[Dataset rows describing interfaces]
# # # #

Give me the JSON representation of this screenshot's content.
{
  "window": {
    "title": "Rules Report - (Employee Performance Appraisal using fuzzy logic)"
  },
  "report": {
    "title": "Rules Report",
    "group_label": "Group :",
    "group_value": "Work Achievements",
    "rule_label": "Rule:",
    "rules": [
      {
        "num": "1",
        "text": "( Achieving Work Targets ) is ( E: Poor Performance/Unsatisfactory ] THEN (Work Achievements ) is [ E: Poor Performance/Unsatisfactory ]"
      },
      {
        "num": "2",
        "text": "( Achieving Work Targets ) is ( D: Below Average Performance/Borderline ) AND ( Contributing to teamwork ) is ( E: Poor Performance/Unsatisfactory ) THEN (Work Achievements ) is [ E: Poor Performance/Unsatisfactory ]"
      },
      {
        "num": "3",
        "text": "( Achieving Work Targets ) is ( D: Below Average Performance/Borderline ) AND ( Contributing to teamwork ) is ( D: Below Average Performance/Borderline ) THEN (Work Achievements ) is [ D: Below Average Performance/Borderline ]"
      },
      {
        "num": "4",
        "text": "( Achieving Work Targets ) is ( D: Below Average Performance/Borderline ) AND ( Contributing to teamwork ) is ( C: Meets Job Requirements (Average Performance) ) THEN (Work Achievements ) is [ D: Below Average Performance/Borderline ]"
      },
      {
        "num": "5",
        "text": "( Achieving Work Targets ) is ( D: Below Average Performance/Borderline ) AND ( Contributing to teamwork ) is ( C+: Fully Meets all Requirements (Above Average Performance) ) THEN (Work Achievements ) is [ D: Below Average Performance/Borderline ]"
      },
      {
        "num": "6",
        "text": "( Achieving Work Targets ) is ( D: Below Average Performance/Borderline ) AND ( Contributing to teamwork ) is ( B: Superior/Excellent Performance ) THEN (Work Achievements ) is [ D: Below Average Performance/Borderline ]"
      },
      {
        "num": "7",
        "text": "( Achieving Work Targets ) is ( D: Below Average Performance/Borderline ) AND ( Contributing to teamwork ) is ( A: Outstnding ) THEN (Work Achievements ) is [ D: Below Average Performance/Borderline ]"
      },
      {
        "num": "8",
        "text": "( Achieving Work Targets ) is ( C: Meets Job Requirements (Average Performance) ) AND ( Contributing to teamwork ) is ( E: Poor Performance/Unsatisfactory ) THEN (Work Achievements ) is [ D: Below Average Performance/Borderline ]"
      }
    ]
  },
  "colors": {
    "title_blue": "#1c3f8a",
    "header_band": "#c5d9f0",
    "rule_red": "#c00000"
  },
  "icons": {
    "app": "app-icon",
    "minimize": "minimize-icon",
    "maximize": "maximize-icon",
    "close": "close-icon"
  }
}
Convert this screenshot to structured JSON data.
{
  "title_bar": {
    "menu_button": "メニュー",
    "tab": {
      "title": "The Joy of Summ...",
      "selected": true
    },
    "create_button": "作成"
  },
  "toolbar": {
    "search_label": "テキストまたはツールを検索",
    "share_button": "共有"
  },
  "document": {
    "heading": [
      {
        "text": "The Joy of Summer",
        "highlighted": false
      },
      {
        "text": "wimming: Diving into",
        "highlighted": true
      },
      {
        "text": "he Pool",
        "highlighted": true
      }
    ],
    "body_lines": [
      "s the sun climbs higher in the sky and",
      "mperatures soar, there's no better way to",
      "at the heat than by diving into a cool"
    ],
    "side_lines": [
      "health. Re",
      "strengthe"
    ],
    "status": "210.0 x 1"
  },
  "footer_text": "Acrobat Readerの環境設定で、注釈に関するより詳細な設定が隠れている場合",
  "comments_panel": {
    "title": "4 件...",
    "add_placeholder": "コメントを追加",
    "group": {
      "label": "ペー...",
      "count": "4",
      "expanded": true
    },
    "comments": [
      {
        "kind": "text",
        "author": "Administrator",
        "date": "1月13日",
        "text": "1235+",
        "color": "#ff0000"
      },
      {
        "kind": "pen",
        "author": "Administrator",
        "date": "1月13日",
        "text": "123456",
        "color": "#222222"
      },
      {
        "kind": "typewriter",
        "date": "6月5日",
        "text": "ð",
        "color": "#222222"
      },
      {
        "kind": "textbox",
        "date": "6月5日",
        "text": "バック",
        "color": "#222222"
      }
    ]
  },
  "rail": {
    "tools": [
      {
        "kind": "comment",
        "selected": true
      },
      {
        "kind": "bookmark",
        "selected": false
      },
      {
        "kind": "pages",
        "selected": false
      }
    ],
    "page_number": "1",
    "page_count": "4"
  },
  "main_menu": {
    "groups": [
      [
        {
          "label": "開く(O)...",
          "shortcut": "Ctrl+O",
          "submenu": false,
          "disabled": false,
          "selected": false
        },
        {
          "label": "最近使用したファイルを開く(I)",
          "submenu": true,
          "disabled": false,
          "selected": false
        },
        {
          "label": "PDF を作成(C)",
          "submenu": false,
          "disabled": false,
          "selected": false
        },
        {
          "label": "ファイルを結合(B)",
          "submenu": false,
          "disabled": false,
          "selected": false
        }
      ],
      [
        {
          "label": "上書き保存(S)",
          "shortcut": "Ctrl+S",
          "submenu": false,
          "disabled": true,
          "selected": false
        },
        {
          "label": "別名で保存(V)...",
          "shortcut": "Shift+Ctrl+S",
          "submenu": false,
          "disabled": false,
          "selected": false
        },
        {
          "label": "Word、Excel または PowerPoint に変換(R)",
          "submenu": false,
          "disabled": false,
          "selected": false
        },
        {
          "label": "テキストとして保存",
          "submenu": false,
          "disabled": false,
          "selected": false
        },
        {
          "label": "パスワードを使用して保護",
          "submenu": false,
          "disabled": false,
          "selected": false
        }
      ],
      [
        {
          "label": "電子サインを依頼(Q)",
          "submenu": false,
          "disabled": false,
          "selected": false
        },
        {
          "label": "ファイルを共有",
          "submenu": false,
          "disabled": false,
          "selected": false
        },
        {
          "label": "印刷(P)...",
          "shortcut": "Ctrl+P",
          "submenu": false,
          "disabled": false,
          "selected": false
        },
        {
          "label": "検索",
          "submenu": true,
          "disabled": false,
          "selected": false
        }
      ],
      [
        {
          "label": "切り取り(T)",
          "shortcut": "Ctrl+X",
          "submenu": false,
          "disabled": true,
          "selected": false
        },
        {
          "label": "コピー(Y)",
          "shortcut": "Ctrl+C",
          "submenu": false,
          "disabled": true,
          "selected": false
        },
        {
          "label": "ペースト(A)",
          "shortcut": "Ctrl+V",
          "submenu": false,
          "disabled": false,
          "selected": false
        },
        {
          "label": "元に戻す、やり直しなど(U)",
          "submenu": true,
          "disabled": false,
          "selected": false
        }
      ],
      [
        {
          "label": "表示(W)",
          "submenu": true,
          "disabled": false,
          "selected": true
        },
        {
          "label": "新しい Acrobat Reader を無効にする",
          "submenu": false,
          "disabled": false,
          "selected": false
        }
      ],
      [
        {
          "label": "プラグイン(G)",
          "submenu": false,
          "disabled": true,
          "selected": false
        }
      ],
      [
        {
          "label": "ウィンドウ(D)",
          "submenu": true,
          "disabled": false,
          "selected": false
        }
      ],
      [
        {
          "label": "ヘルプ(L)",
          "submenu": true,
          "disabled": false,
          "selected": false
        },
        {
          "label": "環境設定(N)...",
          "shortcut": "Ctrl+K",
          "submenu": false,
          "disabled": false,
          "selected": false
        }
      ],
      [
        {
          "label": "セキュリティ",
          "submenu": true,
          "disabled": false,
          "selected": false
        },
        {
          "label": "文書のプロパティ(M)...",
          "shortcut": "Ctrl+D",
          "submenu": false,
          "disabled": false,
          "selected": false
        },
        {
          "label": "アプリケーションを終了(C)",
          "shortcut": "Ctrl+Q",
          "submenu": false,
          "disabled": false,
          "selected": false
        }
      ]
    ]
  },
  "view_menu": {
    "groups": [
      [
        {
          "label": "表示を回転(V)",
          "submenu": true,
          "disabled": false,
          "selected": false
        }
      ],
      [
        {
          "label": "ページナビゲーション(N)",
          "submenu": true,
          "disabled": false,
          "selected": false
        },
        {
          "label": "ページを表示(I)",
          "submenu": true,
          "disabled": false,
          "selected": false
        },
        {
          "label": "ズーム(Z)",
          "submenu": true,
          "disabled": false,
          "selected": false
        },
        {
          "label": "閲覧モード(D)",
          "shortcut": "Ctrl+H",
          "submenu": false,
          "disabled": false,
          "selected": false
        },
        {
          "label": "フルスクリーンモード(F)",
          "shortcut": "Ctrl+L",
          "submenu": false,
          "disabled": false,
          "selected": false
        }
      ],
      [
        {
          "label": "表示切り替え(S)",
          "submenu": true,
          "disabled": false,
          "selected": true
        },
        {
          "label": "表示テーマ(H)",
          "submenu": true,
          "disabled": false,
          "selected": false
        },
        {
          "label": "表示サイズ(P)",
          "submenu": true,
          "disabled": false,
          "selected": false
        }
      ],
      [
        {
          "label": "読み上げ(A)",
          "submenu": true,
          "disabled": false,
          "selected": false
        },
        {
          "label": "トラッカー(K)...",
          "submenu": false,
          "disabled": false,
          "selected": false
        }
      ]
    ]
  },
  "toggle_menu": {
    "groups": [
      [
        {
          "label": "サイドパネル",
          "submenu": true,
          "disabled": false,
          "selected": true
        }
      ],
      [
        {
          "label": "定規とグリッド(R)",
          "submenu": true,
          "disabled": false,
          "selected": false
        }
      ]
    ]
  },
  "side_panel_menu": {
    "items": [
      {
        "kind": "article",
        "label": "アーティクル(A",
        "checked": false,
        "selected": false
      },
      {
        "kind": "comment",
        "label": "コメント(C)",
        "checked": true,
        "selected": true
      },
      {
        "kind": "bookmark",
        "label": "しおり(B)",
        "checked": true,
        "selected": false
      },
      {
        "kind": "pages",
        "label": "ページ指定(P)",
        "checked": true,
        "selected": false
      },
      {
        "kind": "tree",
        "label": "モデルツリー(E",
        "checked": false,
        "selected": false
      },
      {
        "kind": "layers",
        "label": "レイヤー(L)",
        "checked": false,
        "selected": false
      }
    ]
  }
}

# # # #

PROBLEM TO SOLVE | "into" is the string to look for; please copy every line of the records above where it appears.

RESPONSE TO THIS EXERCISE |
        "text": "wimming: Diving into",
      "at the heat than by diving into a cool"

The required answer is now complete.